WORK INSTRUCTIONS
Write only how many lines in this data include "with".

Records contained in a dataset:
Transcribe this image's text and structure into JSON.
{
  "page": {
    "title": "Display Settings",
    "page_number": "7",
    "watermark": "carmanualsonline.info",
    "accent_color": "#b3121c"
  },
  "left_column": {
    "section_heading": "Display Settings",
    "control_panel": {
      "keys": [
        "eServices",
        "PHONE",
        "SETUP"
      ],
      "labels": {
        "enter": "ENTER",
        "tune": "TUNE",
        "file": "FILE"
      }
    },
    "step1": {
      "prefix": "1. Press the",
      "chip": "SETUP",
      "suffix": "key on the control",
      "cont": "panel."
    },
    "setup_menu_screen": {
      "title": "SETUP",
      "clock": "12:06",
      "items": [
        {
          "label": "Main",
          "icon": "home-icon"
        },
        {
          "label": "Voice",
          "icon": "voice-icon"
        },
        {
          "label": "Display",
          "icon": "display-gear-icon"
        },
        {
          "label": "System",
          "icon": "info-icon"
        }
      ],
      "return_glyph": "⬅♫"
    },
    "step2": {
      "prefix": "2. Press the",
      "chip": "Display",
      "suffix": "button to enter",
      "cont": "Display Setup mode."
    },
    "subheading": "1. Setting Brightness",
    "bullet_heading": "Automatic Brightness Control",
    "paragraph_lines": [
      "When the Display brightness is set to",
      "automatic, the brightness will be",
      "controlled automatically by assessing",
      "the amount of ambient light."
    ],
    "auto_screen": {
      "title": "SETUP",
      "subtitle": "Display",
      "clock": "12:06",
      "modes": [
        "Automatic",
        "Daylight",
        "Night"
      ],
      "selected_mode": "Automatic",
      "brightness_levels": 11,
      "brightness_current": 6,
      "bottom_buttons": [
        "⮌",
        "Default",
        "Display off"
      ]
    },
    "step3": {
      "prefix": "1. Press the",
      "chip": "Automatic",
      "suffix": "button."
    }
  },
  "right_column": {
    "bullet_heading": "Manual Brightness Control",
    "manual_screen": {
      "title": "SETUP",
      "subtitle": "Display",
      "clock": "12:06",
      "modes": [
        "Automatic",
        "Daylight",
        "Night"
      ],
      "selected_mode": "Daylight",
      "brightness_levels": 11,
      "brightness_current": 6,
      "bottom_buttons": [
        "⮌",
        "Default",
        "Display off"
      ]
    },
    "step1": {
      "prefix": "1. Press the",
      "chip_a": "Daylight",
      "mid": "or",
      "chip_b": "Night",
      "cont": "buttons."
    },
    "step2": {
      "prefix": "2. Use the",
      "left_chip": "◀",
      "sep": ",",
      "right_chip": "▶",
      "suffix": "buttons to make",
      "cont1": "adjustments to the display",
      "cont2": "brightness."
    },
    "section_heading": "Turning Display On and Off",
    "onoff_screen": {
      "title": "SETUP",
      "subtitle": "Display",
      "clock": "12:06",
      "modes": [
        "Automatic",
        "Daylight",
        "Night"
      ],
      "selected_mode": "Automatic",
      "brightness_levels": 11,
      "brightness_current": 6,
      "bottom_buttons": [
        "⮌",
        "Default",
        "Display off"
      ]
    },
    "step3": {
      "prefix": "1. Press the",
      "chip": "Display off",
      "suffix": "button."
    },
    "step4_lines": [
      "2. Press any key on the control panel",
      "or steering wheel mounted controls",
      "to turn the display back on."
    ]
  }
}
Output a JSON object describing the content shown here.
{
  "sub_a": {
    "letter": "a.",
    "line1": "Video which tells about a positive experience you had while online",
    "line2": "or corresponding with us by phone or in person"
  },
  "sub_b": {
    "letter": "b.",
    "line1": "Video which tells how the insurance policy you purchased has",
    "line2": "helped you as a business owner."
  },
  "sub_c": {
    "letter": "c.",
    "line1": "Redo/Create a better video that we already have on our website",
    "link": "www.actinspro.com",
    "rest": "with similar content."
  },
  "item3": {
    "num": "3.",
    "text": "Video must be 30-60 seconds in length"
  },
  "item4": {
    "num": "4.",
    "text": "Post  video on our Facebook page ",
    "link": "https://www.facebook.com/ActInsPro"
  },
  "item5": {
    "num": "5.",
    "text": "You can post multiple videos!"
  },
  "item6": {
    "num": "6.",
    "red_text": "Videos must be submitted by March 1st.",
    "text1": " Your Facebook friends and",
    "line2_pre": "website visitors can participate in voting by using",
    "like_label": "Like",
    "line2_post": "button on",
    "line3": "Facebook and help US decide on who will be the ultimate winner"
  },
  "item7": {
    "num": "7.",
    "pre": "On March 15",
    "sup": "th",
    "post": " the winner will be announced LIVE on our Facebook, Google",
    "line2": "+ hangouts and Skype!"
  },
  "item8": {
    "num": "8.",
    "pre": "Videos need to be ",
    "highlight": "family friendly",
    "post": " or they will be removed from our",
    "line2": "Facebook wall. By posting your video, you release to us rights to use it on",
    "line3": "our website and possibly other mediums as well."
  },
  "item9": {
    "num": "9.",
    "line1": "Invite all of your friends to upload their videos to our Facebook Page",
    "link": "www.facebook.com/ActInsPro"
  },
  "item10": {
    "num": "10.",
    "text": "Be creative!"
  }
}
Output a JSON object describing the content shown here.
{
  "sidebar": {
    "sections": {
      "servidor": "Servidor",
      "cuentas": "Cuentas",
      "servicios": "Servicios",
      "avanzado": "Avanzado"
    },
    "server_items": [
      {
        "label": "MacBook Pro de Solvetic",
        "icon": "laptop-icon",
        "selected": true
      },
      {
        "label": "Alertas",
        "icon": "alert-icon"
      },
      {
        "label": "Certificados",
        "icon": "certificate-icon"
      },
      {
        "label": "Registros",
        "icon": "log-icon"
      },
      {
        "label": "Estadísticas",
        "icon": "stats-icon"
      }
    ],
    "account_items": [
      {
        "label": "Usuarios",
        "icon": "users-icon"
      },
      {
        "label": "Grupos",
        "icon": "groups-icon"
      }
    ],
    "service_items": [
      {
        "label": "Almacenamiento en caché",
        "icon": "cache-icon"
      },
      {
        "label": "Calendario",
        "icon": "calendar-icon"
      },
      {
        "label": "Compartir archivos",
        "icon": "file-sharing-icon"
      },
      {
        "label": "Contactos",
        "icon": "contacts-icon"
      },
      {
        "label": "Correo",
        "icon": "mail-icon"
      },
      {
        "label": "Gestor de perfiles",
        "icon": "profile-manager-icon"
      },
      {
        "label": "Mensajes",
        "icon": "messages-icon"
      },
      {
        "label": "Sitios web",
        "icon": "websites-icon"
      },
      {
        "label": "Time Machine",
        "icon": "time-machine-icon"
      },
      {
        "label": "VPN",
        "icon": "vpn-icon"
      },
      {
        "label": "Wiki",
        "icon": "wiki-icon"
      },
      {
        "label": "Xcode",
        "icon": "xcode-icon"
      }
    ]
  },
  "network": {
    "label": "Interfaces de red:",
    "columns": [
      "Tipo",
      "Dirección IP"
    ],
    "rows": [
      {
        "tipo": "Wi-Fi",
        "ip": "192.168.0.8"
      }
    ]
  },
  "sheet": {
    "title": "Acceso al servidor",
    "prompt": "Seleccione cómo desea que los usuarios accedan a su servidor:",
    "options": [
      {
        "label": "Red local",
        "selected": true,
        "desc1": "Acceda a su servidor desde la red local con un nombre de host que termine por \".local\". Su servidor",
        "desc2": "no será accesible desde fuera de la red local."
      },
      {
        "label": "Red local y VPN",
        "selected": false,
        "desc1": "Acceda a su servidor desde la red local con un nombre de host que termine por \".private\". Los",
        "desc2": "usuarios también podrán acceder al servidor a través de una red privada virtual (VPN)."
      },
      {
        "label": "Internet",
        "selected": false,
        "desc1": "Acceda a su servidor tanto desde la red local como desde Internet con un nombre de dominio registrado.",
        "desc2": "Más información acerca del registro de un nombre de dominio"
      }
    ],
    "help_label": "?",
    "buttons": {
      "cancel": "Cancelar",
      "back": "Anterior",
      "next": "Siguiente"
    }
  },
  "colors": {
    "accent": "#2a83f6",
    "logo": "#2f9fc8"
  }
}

RESPONSE
2